▸ **Information supplied**:
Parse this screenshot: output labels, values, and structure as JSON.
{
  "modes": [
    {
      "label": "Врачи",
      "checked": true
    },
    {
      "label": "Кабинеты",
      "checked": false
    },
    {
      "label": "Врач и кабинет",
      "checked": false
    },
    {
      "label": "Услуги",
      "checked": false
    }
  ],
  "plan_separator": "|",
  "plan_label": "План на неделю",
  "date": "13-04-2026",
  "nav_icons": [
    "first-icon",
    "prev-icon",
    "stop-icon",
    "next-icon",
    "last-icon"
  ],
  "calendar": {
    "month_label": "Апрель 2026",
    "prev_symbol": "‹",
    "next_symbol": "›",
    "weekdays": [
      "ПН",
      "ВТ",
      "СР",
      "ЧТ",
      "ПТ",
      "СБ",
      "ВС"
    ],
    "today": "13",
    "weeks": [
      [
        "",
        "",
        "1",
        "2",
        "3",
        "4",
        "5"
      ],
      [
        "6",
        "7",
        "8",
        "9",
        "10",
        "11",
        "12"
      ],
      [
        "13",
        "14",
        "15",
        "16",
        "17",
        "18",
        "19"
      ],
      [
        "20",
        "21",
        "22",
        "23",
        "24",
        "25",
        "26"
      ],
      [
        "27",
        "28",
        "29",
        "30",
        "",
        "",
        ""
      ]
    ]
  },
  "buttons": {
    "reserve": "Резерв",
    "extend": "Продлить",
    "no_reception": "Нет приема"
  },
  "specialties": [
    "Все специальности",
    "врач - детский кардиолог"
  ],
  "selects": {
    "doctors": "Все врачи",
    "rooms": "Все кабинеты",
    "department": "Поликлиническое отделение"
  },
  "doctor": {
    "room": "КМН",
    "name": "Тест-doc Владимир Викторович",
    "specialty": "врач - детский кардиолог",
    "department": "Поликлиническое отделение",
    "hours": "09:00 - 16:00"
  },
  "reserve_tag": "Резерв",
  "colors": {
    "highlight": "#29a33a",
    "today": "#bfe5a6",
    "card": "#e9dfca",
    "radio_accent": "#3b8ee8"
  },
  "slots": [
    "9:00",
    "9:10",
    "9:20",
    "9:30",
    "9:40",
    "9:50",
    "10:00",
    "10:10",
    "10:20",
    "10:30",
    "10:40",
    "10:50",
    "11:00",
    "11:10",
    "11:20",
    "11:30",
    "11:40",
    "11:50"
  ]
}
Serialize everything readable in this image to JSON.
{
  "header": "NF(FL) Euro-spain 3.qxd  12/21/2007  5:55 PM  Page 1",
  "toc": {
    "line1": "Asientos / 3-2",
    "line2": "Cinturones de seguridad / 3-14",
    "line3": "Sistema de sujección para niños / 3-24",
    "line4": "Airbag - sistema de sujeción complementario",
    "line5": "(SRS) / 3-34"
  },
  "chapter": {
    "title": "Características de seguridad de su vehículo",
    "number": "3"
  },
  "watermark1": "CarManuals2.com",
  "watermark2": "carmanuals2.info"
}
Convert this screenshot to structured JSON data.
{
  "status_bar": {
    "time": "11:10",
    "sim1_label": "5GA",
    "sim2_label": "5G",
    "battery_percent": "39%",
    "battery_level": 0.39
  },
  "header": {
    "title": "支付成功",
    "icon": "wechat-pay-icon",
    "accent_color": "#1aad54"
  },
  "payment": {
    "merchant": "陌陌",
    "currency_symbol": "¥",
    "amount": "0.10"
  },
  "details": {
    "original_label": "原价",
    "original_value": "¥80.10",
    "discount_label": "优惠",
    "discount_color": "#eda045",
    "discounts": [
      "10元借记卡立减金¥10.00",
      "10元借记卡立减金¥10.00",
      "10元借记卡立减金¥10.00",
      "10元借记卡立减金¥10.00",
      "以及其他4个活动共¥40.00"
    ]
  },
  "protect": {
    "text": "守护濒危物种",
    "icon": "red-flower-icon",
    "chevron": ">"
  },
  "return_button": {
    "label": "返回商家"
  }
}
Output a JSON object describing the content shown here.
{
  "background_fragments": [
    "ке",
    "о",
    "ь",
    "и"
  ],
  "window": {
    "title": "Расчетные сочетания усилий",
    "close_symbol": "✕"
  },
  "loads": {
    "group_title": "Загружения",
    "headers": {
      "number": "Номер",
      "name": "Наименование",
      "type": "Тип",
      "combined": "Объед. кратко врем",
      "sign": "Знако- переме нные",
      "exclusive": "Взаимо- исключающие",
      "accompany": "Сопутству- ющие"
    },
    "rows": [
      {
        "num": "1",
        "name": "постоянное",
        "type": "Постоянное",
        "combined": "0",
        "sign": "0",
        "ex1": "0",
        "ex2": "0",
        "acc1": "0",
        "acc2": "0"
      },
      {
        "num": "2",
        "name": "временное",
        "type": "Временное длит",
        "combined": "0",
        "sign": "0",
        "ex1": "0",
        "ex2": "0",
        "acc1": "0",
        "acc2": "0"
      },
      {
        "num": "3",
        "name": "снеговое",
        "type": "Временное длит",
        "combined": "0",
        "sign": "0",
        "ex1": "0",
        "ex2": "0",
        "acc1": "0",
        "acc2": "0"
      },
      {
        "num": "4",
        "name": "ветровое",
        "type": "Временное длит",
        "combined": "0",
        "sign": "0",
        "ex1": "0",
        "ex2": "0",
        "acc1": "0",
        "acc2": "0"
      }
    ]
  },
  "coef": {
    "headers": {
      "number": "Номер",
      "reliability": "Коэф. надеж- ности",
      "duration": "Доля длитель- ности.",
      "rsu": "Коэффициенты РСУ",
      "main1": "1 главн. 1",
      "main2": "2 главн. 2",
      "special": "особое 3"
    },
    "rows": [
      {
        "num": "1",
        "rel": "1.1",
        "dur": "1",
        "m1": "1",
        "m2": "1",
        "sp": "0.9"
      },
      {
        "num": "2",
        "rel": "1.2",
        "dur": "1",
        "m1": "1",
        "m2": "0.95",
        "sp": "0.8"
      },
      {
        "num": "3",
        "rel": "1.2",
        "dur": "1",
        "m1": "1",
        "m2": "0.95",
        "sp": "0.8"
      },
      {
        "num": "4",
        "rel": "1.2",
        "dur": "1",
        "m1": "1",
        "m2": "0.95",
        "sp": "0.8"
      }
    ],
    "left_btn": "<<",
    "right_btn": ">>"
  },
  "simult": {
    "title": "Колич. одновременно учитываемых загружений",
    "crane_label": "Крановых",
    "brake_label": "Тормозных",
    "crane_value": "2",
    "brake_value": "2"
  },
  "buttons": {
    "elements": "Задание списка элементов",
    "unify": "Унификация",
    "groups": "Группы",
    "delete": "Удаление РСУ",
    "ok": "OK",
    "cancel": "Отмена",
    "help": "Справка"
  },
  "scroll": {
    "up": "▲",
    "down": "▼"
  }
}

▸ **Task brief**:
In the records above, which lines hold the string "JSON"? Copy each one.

▸ **Task output**:
Parse this screenshot: output labels, values, and structure as JSON.
Serialize everything readable in this image to JSON.
Convert this screenshot to structured JSON data.
Output a JSON object describing the content shown here.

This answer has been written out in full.